WWE Network was built in partnership with BAMTech, the streaming company that started as a subsidiary of Major League Baseball and is now, like just about everything else, controlled by Disney.
When Disney took over, WWE began to look for a different setup, realizing that Disney’s corporate strategy is very much not geared towards fostering any competition whatsoever. The result led to an overhaul of their streaming technology, a process well-detailed by Chris Welch at The Verge.
It’s a fascinating piece on the whole, especially considering how early WWE was in adopting the over-the-top subscription streaming model. But things tend to change, especially in the worlds of technology and entertainment, worlds that intersect more and more now, even compared to 2014.
WWE knew the writing was on the wall and had its own reasons for turning elsewhere. As co-president George Barrios told The Verge in a recent interview, WWE wanted greater control over and ownership of the Network’s technology stack. “Obviously, I can’t speak for what they were thinking.
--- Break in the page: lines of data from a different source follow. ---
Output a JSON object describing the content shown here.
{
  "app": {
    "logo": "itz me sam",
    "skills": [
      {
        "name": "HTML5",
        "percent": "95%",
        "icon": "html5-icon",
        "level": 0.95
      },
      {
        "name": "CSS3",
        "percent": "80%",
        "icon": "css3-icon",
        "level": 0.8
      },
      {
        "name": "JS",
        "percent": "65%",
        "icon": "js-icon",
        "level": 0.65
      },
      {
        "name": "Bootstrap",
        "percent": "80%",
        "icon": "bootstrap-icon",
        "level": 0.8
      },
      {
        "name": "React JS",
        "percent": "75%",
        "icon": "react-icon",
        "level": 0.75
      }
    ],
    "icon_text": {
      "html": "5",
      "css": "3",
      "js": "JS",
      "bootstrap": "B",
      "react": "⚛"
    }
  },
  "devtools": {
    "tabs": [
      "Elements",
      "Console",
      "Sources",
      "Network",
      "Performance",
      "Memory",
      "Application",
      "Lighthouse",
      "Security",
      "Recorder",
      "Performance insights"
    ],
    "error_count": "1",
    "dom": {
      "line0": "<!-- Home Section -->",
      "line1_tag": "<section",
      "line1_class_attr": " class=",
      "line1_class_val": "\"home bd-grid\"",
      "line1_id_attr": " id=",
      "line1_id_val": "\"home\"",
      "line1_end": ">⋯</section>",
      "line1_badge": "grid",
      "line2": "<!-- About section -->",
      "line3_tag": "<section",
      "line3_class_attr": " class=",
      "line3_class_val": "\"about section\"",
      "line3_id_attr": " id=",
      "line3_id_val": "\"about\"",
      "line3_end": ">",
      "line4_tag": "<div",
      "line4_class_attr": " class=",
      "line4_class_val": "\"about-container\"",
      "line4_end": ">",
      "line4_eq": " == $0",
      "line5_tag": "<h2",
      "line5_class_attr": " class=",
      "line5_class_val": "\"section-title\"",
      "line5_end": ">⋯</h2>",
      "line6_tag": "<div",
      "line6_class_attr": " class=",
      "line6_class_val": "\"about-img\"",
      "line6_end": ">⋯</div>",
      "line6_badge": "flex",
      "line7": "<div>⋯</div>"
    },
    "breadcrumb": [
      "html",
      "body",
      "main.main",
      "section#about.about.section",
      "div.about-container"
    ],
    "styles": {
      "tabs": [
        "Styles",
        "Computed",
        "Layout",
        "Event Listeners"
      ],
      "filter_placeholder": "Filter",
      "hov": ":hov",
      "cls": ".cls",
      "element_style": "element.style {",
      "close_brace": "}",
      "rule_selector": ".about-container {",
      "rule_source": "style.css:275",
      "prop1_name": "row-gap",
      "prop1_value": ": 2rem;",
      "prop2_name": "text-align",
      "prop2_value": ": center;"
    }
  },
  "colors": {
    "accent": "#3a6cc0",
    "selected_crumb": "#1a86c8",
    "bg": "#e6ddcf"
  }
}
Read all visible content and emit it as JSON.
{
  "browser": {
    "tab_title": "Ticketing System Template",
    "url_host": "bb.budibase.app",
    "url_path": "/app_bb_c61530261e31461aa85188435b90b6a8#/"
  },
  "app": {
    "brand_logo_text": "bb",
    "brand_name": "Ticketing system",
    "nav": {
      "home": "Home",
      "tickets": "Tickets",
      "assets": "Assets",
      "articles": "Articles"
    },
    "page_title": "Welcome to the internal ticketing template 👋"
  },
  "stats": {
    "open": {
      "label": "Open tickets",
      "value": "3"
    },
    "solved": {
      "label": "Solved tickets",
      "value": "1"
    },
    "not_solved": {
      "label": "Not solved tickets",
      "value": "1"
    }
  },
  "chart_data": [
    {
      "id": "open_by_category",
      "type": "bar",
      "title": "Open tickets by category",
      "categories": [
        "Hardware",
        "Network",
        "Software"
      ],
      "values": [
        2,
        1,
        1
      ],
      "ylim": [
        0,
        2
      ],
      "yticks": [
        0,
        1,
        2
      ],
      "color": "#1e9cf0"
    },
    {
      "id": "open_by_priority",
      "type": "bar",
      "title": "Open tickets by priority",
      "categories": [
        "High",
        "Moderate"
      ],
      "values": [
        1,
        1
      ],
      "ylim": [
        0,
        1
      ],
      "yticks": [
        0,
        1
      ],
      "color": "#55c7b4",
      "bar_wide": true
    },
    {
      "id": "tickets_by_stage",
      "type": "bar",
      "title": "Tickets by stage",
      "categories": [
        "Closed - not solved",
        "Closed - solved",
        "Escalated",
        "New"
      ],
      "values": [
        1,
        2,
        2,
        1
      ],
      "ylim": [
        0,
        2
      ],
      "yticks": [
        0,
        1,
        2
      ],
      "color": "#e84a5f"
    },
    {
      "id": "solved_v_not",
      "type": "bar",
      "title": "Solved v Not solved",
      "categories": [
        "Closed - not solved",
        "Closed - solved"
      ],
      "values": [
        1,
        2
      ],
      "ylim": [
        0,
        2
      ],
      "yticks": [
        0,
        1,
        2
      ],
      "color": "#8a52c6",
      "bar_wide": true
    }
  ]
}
From our perspective, we made the decision unilaterally. They may have been going that way as well. But our perspective, once Disney came in and paid the price they paid for BAMTech, we didn’t think they were going to be a long-term player in the third-party services business. Didn’t know one way or another, so that was us making the call. And that’s when we made the decision that it made sense for us to pivot.”
WWE wanting a bit more ownership over such a vital part of their company makes a lot of sense. To that end, they considered developing their own platform before deciding to instead partner with Endeavor, new to the streaming world after their purchase of NeuLion. That’s all history, though, with WWE debuting their overhauled Network experience ahead of this year’s Summerslam.
It’s what’s next that’s interesting, as WWE co-president George Barrios told The Verge that they might be moving toward tiered subscriptions. As to what that could possibly look like:
But WWE has bigger ideas for the future, including a step-up premium subscription that could add exclusive content and even add merchandise and ticketing components.
Free: This will offer the same free-to-watch videos you’d normally find on WWE.com. Barrios said WWE might also offer timed previews of paid WWE Network content.
Regular: The standard WWE Network experience, combining free content with subscription benefits like live pay-per-views, on-demand streaming, and original programming.
Premium: “We think there’s also an opportunity to super-serve our most passionate Network subscribers with a premium tier that’ll bring together more content for them, more features for them, and also integrating some of our other non-video services like our commerce — potentially integrating something like free shipping, bringing together our digital ticketing efforts in there. It becomes the one place to experience everything WWE.” Barrios didn’t disclose how much WWE might charge for the premium tier.
It makes sense to put currently free content in the same place; fans who may be on the fence about a Network subscription have one fewer hurdle to clear if they’ve already downloaded the WWE app to their phone or Xbox, for example. As to the premium tier, the idea of commerce benefits makes some sense for a very core group, theoretically, but the value equation would still have to be there, and without pricing or benefit details it’s hard to evaluate.
These tiers could potentially open the door for other tiered options as well, maybe centered around specific events or categories of content. There are certainly a lot of ways WWE could go, and now that they’ve secured more ownership in the technology, they should be able to explore whichever direction they choose.